_Directions_
The answer must consist of every line below containing "JSON".

Page and application data records:

=== Section Start ===

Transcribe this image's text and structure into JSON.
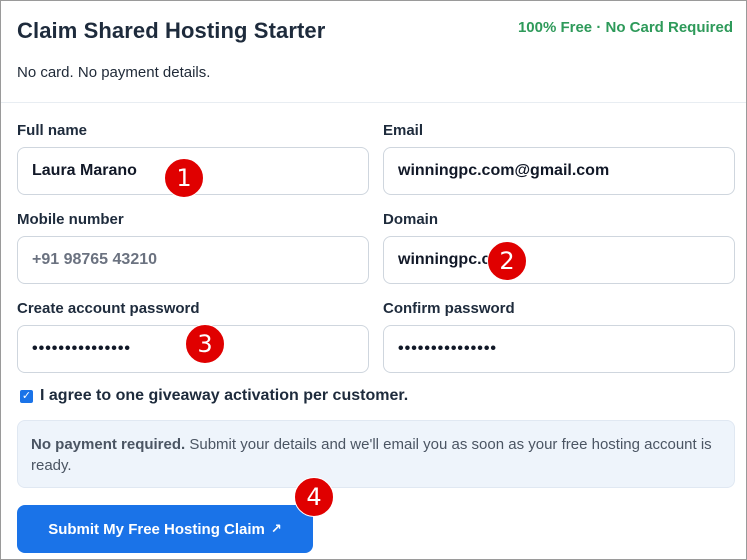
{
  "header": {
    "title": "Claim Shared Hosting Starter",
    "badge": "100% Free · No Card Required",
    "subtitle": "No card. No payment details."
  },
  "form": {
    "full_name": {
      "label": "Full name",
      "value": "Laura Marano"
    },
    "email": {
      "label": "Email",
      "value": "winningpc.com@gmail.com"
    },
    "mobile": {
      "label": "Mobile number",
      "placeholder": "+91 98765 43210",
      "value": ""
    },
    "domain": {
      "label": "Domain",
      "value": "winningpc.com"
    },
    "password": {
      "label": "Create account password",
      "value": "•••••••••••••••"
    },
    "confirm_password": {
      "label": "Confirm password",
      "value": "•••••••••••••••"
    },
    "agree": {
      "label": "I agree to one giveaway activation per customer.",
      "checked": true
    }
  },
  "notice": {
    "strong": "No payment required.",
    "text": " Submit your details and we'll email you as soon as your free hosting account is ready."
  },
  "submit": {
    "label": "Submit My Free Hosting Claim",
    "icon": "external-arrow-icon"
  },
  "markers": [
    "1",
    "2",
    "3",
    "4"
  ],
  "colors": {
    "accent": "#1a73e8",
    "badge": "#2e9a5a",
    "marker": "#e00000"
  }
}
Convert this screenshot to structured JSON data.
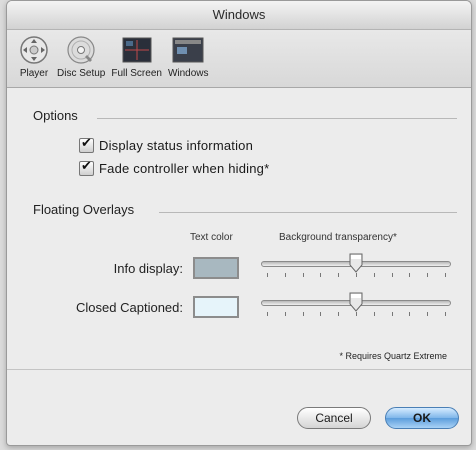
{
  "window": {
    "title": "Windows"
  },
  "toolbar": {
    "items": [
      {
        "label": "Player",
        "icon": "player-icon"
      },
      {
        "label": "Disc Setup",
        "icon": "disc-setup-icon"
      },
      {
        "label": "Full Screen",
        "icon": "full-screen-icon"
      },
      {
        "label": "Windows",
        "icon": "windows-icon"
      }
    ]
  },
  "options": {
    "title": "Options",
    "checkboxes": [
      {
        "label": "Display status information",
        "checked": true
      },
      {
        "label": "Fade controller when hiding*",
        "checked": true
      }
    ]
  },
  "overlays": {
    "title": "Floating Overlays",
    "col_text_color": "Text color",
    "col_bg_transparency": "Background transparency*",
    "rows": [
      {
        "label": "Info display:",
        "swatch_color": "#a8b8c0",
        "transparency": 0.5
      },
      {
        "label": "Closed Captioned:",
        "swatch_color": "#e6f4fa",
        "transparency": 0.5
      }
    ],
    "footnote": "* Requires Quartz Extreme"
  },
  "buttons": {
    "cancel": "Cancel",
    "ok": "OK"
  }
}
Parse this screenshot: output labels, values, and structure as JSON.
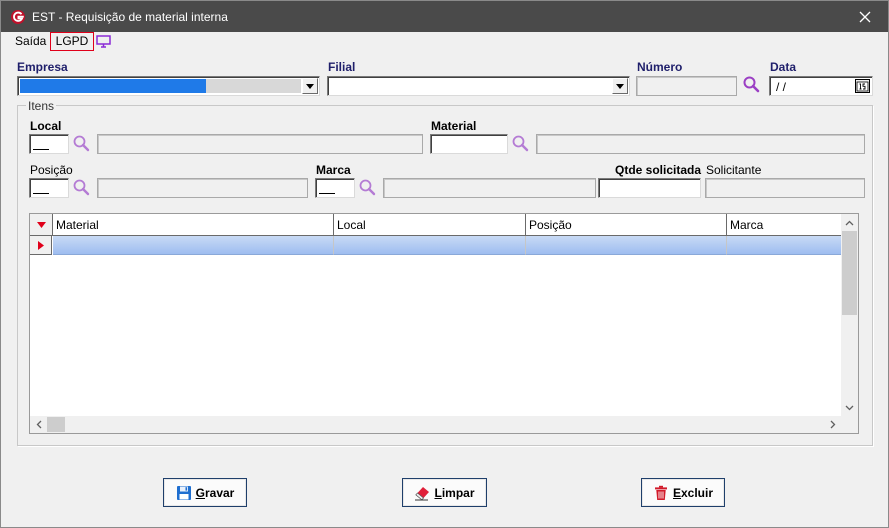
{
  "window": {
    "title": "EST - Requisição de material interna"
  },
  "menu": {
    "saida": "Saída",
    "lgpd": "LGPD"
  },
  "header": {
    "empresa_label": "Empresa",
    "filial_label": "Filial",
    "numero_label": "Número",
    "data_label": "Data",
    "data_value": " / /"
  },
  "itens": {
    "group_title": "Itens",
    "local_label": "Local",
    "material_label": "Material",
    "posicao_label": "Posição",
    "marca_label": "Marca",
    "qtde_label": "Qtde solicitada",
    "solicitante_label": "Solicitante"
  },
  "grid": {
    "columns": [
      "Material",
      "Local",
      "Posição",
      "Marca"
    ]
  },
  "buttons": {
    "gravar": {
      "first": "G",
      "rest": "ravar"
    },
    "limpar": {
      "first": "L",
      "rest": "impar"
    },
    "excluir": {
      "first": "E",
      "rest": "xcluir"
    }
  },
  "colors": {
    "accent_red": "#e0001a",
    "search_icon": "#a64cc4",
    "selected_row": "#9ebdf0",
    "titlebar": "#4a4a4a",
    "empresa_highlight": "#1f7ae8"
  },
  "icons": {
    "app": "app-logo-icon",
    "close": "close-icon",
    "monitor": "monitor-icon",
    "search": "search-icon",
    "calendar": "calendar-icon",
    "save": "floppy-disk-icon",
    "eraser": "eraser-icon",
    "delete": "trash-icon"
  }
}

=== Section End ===

_Exercise solution_
Transcribe this image's text and structure into JSON.
Convert this screenshot to structured JSON data.
Parse this screenshot: output labels, values, and structure as JSON.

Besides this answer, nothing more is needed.